We have been told that no new powers are being introduced. If this were true that does still not make the bill any more necessary or legal, given the legality of the practice it legislates on. However, initial analysis of the bill shows that it does contain new, wider powers.

We’re told this is a temporary measure, but as the last Labour government demonstrated this is meaningless. Hindsight tells us to expect these powers to remain permanently. Parliament’s record on this is there for all to see.

So I implore, no, I demand, you vote against this legislation in the interests of promoting a liberal country free of unwarranted mass surveillance already deemed illegal. Were you to vote for this legislation (or cowardly abstain as I fear many will) you will be complicit in the continued erosion of our civil liberties that will further damage the legitimacy of Parliament. Parliament is already woefully unrepresentative and citizens are engaging more with campaign groups than they are political parties such as yours. This is just one battle in the ongoing war for a politics that serves the people, not narrow interests.

Yours expectantly,

Philip John

BT’s Content Connect might threaten hyperlocal TV’s prospects

Not content with shying away from laying down fibre while competitor Virgin does a JFDI like a good little broadband supplier, BT is now trying to single-handedly demolish net neutrality in the UK. Below are my thoughts, which I’ve sent in a letter to my MP, Michael Fabricant.

Via a number of sources including this article I learned that BT is planning a service which offers higher quality delivery service to content providers (such as the BBC with iPlayer).

Although I support the need for companies like BT to charge appropriately for services it’s clear that this service could create the two-tiered internet we fear. I can see two impacts;

1) Companies, such as the BBC, Channel 4, Sky, YouTube etc will be forced into a position whereby in order to maintain the quality of their current service they will have to pay substantial amounts of money to an already profitable BT Group. Sustaining could well mean raising prices, cutting costs (and we all know where..) or cutting the service altogether.

2) What I’m most worried about is the impact on local content. The recent Shott report clearly told the Government that local TV isn’t going to be delivered by 81 or 21 stations through masts, it will be over the web; “In the long-term, local TV looks set to be delivered through IPTV technology; therefore, any steps the Government takes through new regulatory interventions to facilitate local TV should have regard for this…”
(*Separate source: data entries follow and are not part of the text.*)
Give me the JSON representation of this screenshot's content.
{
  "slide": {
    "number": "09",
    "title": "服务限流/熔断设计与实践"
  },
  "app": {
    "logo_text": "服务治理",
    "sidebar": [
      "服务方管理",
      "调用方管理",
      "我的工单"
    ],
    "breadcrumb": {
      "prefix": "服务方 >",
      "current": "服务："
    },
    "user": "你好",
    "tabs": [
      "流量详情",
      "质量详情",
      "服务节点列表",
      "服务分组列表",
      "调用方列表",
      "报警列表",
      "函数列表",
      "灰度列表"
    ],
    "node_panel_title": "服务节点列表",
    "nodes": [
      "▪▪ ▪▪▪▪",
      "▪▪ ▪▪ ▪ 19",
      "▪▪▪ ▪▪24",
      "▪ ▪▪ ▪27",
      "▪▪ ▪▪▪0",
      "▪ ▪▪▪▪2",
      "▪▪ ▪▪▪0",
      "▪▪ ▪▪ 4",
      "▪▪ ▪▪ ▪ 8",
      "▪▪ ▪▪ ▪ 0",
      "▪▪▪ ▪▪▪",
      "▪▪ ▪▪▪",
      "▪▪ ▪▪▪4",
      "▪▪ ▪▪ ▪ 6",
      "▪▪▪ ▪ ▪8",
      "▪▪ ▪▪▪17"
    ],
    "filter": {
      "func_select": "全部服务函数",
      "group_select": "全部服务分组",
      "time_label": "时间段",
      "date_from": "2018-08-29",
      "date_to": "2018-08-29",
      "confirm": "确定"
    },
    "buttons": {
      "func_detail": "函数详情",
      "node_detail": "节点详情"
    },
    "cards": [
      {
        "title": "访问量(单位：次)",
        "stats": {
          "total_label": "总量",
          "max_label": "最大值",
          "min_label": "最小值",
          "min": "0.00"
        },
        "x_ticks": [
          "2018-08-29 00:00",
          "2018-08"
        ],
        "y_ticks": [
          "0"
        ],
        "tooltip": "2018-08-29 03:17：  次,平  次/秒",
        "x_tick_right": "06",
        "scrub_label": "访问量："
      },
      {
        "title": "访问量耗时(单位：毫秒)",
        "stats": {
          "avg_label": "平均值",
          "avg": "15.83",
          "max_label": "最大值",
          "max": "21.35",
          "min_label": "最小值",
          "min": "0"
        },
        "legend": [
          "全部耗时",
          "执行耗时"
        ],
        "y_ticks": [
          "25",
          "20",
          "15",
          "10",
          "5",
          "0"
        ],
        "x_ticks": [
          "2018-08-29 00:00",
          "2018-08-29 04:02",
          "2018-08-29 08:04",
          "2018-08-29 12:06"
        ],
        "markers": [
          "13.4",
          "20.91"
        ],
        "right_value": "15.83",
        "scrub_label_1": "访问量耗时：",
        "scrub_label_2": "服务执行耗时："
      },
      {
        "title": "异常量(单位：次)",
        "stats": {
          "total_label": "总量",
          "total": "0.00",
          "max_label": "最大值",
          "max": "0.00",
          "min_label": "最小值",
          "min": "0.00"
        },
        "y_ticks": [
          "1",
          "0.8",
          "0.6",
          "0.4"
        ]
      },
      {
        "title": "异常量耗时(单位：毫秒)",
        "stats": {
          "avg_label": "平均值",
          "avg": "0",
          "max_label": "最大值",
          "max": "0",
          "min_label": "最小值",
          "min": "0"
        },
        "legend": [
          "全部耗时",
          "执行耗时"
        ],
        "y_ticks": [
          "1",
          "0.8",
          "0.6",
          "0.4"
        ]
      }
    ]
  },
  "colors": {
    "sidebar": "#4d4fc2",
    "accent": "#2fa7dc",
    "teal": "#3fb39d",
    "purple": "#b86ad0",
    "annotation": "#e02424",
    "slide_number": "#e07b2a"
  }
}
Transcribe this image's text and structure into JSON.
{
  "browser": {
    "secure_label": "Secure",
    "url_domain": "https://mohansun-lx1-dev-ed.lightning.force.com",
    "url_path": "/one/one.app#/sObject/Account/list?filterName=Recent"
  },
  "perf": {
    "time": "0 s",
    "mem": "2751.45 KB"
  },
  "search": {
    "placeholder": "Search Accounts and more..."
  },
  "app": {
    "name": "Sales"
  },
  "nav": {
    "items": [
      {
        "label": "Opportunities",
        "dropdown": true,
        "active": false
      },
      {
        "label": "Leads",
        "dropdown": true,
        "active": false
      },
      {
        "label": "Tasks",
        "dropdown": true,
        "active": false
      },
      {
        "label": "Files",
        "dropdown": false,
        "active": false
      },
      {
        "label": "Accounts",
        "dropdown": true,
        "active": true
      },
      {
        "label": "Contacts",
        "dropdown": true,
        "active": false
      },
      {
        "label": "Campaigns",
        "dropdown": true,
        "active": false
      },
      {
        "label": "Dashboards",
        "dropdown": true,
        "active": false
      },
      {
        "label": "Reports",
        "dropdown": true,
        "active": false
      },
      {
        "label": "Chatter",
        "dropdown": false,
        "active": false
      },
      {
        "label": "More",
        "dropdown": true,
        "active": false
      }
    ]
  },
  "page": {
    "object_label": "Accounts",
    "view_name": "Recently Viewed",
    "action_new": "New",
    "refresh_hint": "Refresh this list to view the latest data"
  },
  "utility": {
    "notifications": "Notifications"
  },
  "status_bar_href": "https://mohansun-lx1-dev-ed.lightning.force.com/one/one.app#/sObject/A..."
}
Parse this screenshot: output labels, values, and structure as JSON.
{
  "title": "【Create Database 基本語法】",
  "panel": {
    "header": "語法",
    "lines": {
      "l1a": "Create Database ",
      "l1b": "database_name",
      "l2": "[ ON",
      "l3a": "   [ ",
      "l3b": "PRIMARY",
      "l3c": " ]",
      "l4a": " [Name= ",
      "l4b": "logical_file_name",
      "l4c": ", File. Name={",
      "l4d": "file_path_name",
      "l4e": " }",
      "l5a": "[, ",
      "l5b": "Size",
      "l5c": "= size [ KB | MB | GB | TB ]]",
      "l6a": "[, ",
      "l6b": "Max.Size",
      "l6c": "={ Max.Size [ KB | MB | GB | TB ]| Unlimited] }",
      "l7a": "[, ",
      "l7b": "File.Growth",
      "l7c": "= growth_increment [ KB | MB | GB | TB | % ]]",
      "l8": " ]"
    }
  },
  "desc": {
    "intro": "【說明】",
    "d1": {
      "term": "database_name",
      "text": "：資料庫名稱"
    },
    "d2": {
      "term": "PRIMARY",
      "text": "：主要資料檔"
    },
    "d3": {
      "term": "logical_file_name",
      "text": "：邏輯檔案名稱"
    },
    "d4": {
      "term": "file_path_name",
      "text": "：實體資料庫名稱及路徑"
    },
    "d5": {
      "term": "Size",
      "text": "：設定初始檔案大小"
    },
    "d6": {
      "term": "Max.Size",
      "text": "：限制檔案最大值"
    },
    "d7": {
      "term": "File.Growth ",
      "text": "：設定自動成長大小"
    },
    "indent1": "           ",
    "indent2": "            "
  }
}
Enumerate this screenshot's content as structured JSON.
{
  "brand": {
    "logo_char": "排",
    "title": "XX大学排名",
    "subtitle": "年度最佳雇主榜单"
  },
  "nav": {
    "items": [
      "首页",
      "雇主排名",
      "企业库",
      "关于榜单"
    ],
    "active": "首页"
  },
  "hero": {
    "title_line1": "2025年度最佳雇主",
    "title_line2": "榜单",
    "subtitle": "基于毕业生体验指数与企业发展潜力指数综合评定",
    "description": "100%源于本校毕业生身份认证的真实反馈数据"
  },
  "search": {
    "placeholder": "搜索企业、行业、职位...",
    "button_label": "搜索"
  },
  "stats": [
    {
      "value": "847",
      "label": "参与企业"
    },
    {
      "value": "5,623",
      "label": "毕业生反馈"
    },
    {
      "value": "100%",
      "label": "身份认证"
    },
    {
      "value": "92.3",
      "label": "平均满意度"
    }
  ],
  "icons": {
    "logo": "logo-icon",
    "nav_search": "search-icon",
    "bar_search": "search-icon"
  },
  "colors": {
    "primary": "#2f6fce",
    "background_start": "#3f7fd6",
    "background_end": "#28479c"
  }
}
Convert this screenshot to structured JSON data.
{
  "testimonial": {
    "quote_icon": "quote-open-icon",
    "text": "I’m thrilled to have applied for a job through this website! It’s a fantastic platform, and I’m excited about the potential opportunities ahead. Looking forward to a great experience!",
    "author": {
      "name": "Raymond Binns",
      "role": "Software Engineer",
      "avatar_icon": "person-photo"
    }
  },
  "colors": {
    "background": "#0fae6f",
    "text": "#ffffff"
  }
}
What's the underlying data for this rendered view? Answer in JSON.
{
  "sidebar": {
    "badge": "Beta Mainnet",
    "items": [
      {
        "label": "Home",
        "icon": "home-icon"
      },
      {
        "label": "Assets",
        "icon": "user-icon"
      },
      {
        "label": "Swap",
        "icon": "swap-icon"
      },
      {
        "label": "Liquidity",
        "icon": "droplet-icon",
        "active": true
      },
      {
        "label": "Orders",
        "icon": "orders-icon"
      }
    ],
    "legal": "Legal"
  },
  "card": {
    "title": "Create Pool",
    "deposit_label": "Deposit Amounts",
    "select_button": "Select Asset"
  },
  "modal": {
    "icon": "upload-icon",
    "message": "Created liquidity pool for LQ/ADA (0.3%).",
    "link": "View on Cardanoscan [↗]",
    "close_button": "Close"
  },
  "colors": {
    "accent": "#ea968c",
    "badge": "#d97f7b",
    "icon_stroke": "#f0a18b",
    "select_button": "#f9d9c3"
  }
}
Already several local ‘TV’ ‘stations’ have sprung up on the web including in David Cameron’s own constituency of Witney. There are similar efforts in Cornwall, Saddleworth (reporting on the Woolas by-election issue) and I would like to do the same in Lichfield.

I may find that The Lichfield Blog is priced out of providing good quality ‘TV’ services to residents though, thanks to this two-tier level of access to BT’s infrastructure.

For example, who is to decide whether programs from Sky’s on demand service are more important than a Lichfield-made documentary about the contentious HS2 issue or Friarsgate?

I hope you’ll put my argument to the minister responsible but also consider the potential impact on your constituents too.